> Exercise directions: Filter by the string "true": return the lines of the material that contain it.

> Source material:
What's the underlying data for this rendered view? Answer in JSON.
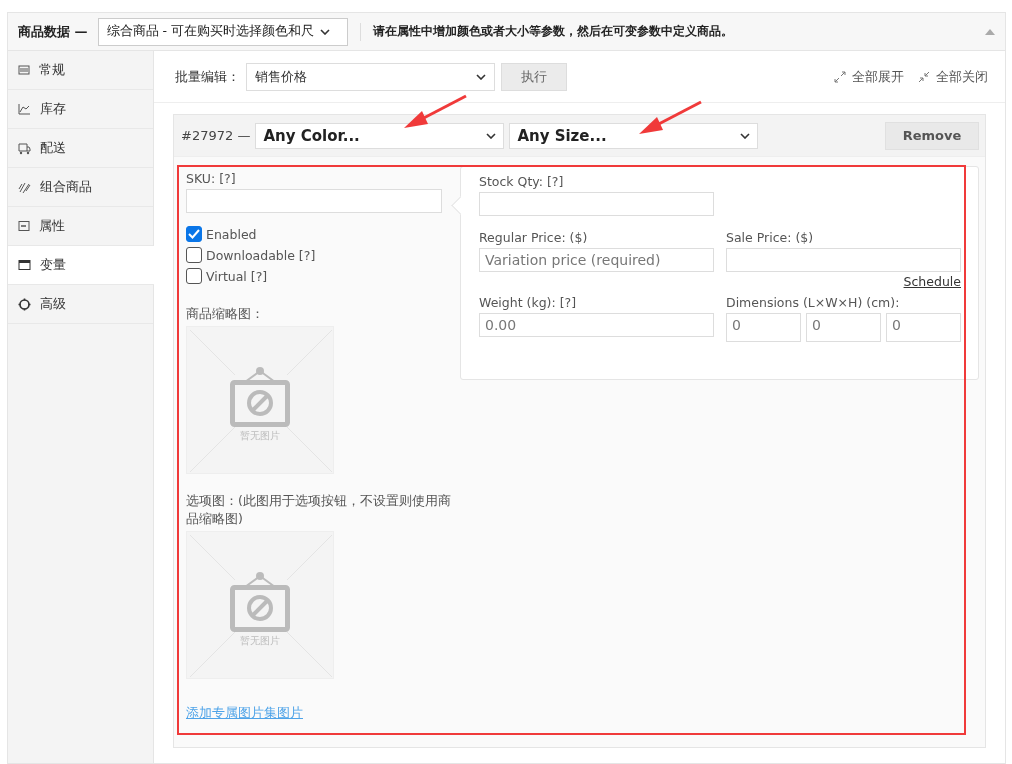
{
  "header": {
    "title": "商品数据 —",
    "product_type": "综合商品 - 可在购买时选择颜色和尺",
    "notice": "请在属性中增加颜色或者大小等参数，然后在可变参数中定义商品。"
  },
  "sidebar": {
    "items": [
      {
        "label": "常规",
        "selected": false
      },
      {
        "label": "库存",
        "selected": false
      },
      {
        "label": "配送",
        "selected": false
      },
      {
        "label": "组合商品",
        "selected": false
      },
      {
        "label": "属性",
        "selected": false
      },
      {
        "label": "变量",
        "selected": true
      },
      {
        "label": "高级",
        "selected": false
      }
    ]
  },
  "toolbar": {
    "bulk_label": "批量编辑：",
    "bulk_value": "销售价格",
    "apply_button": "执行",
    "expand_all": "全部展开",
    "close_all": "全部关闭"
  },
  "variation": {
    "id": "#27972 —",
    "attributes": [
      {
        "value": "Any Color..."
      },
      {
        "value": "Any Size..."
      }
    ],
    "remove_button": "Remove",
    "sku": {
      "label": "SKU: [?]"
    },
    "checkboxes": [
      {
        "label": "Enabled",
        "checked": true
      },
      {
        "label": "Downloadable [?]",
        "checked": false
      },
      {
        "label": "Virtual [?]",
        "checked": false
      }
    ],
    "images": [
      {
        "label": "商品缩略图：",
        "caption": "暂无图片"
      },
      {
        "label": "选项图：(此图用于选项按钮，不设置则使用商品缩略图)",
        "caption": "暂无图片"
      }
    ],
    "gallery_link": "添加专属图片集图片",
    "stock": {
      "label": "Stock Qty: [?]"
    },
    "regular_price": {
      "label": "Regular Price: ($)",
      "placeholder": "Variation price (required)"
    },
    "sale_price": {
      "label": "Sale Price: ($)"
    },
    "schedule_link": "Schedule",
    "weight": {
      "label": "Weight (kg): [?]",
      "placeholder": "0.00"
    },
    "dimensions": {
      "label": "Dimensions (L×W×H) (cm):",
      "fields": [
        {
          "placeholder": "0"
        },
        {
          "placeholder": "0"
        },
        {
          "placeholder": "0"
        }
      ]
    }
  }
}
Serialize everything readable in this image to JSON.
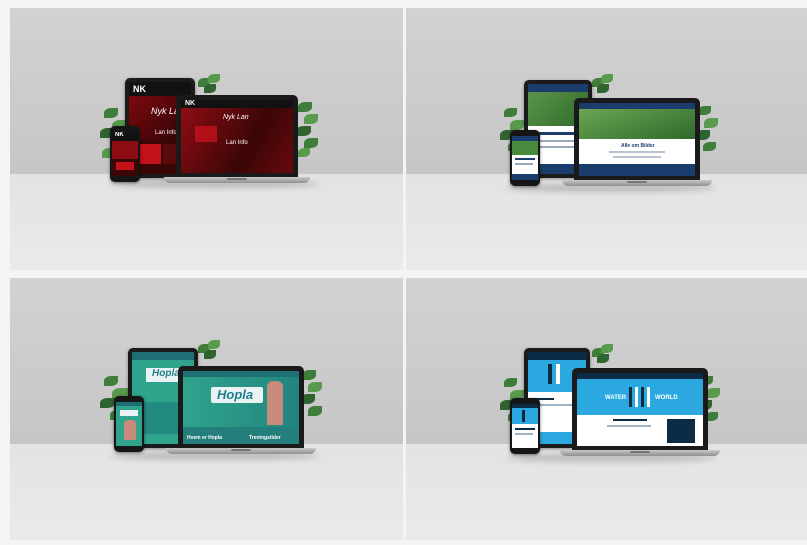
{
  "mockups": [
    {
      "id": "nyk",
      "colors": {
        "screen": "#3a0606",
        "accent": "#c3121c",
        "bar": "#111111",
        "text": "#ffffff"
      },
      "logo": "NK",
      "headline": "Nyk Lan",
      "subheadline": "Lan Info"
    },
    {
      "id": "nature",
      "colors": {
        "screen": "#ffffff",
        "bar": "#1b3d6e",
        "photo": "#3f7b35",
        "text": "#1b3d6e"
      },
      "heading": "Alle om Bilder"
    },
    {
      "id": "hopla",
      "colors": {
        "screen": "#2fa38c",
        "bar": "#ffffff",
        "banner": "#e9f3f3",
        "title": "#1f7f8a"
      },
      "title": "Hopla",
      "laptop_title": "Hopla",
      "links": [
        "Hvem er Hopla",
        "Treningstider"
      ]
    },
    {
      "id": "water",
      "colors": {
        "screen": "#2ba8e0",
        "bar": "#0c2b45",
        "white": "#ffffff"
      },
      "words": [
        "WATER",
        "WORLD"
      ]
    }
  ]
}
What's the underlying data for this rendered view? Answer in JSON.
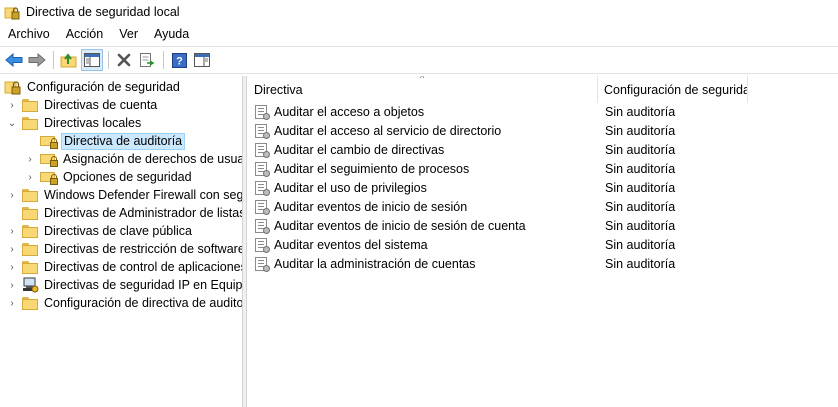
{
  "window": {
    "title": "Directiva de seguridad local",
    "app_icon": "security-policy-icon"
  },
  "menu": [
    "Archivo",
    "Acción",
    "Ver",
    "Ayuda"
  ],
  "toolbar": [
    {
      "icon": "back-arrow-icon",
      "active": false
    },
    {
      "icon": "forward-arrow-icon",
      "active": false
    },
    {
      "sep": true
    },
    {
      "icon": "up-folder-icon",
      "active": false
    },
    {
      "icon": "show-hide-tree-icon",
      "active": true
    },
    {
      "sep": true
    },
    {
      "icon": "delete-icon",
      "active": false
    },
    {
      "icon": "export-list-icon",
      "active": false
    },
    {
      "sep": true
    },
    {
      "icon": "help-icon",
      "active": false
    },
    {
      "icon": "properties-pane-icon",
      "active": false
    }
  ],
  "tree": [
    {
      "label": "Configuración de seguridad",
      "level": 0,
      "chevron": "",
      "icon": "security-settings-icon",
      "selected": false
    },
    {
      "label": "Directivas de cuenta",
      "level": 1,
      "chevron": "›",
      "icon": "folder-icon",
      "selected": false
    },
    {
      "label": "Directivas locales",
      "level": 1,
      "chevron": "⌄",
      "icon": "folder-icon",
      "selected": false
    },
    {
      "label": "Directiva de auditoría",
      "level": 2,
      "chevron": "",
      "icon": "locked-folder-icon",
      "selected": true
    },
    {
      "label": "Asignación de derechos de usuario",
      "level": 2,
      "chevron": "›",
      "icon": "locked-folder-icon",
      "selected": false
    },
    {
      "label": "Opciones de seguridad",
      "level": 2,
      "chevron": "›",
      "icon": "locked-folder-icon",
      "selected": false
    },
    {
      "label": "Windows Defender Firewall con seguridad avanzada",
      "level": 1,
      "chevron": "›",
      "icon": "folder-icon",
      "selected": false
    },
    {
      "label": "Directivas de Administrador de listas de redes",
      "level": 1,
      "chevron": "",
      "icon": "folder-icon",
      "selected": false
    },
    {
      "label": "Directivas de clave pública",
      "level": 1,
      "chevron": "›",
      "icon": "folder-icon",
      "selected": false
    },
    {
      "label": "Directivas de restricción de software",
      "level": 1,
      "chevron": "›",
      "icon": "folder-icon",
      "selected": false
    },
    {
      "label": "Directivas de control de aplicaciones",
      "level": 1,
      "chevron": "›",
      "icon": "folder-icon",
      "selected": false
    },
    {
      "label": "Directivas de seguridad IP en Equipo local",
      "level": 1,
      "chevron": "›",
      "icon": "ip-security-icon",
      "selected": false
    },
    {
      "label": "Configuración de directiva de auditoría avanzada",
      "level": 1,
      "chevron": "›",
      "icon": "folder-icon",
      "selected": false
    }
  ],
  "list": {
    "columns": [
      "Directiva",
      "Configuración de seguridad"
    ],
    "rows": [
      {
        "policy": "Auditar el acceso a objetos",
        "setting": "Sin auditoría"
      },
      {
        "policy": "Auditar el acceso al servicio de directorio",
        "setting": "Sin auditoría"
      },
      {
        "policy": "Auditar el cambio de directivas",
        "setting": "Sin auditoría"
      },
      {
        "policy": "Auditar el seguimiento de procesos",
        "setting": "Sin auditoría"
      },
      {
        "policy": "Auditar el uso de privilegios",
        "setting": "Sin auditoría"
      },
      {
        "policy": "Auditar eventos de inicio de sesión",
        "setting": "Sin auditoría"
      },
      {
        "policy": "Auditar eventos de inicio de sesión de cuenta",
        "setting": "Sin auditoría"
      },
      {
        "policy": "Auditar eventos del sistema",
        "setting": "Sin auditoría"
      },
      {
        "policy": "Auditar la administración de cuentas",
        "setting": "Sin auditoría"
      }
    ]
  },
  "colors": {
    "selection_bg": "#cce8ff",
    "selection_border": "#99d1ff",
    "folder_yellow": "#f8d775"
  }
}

> Solved exercise:
        "selected": true
        "checked": true
      "sep": true
      "active": true
      "sep": true
      "sep": true
      "selected": true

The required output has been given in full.